It would be worth watching Tyler Anderson’s progress in Spring Training too. The former rotation survivor for the Rockies made five starts in 2019 and was shut down for the rest of the season with something called chondral defect which is short for “his knee was screwed up”. It includes cartilage and possibly bone damage of the knee, which as you can imagine makes it hard to pitch. Anyone who can fashion an ERA in the mid fours over 32 starts in Coors Field (which he did in 2018) deserves lots of chances to see if he can get healthy and recapture that. Mr. Anderson is a tall lefty with excellent control – a career strikeout to walk ratio of 8.32 to 2.81 per nine. There’s a lot to like about this signing assuming he can get past his knee injury, which sounds like a pretty big if for a starting pitcher. This is a very low risk and potentially very high reward move for the Giants since they signed him for $1.78 million on a one year deal. Anderson still has a minor league option left, so if he needs more time to make adjustments once he is healthy, the Giants can give him some time in the minors. Here’s hoping health to Tyler Anderson and a return to form which could turn his signing into an enormous coup for the Giants rotation, where he could slot in as a two or three.
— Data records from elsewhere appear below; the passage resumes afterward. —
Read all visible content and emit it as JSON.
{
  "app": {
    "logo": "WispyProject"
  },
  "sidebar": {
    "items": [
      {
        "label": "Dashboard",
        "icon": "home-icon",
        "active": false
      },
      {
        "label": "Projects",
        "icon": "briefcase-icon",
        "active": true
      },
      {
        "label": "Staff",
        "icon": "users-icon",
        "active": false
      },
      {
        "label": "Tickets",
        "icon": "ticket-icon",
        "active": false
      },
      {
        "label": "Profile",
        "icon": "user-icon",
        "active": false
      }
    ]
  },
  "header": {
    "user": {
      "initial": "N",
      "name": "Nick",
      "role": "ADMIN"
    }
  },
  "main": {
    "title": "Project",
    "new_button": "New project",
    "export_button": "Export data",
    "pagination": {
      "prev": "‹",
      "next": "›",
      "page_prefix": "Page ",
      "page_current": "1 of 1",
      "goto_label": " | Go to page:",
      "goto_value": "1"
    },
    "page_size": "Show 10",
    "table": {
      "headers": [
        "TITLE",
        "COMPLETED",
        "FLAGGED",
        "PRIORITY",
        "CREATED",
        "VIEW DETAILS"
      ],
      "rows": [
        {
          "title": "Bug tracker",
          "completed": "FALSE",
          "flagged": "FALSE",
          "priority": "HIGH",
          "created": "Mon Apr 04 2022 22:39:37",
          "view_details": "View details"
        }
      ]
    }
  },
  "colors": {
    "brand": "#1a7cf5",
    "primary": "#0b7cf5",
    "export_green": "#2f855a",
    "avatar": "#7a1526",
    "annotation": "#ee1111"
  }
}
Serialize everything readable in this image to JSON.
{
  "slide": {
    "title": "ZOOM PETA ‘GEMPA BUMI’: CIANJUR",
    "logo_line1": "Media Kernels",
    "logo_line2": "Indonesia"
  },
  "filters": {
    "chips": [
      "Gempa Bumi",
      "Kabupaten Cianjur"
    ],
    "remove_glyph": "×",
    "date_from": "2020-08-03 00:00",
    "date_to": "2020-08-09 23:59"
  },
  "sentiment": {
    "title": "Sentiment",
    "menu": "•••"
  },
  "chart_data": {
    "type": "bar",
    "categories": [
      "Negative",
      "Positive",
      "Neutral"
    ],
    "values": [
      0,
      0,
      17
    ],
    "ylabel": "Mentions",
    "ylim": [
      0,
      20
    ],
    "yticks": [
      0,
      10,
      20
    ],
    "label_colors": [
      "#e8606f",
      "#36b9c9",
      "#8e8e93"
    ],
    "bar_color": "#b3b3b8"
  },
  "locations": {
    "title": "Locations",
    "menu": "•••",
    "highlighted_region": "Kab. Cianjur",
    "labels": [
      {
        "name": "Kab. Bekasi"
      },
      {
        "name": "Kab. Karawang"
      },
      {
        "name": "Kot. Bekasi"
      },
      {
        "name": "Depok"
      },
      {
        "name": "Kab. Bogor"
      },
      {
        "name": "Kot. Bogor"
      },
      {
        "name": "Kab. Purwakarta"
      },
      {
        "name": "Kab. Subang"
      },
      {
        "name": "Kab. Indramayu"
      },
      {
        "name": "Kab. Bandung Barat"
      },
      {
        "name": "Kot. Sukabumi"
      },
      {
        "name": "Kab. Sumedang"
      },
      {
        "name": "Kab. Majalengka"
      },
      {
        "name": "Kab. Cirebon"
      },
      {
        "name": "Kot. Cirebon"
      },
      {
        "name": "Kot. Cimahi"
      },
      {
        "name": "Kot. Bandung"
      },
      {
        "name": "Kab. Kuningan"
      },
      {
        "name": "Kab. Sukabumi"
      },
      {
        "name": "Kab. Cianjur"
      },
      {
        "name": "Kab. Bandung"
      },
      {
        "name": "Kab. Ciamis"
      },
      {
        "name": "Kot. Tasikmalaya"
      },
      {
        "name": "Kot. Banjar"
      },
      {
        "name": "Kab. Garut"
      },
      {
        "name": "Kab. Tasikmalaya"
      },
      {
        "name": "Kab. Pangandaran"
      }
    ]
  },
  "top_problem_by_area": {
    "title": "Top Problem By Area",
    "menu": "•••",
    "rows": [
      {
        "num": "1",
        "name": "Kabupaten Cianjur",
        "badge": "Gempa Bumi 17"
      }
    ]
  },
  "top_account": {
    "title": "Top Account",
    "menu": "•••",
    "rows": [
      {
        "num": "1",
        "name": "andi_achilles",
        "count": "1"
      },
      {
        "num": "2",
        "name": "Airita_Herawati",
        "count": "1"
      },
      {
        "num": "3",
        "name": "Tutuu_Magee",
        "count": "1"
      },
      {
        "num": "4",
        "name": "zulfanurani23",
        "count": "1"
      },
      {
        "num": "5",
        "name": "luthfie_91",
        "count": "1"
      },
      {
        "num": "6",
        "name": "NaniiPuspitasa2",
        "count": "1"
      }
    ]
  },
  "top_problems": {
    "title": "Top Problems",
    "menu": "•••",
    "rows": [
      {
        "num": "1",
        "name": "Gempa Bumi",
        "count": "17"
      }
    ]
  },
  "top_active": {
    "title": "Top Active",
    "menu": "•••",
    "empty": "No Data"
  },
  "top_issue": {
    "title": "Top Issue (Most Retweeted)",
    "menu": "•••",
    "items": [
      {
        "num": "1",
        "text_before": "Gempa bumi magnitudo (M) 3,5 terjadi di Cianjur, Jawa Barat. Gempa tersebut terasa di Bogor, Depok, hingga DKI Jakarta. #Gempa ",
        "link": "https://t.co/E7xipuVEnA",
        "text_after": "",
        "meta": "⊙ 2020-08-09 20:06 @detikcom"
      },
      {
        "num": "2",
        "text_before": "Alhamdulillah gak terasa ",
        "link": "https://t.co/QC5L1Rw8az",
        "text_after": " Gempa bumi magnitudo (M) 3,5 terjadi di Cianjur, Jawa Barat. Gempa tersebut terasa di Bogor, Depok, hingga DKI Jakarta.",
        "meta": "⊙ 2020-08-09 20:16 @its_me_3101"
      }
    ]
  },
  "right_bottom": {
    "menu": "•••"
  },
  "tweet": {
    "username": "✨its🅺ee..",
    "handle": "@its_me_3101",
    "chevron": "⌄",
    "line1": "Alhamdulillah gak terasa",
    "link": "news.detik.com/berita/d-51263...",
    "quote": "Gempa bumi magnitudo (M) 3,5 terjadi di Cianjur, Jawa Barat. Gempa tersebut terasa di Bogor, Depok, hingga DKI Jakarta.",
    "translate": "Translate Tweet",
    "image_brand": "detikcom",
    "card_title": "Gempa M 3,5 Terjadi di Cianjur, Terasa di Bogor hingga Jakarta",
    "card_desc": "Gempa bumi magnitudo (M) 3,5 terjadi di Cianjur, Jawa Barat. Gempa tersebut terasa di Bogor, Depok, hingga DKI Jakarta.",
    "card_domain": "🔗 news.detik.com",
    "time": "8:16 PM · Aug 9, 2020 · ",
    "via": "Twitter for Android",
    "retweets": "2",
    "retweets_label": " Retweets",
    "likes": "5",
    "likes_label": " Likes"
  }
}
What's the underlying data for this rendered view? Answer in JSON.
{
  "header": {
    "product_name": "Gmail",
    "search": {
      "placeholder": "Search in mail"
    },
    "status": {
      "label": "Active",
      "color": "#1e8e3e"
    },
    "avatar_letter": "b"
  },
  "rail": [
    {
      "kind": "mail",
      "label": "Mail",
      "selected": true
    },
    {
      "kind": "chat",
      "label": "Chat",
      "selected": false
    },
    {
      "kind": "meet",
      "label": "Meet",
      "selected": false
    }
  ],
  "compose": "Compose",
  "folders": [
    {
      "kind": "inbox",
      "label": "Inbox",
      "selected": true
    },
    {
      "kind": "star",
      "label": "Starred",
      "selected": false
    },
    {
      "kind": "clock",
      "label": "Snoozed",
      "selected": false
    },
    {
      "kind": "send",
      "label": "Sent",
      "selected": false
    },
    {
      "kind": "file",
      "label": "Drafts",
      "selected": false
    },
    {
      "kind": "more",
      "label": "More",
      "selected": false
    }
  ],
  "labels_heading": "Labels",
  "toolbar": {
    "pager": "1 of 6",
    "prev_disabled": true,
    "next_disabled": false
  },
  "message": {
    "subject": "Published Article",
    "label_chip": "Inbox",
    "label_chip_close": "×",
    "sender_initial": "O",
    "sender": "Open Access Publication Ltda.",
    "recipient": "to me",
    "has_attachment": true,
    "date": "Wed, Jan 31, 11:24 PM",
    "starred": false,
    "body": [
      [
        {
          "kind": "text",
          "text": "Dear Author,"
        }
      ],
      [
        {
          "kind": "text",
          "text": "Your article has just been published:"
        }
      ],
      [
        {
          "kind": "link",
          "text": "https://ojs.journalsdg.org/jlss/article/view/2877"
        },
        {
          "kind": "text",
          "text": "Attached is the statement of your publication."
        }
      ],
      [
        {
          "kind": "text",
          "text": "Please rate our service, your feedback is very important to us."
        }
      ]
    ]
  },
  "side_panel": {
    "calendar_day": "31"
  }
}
The 2020 Giants seem to be following a similar path to the 2018/2019 A’s in their rotation construction – get a bunch of arms, chuck them at the nearest wall, and see what sticks. In spite of their brief run last season, the Giants aren’t ready to compete, so this strategy makes a lot of sense. I would expect them to do something on the free agent market that will excite Giants fans in 2021 once the Shark’s contract and Johnny Cueto’s even bigger contract is off the books. They are improving their minor league system, and with some luck their ship will begin to turn around in a couple of years. They don’t have an ace anymore now that Madison Bumgarner is gone – he hasn’t really pitched like an ace since 2016 anyway. Their rotation looks to be a collection of threes, fours, fives, and some sixes (which really isn’t a thing). With some luck one or two of the young arms will turn into something more than a rotation filler as they build to their next competitive window. They might also hit on a reclamation project like Tyler Anderson. It is hard to say goodbye to links to your glory days like Mad Bum, but it is the right thing to do when it is obvious that you don’t have enough to chase down the Dodgers and Diamondbacks or even the Padres in 2020. They will find another window to compete with their combination of money and the draw of their beautiful stadium. Don’t despair Giants fans; your day will come!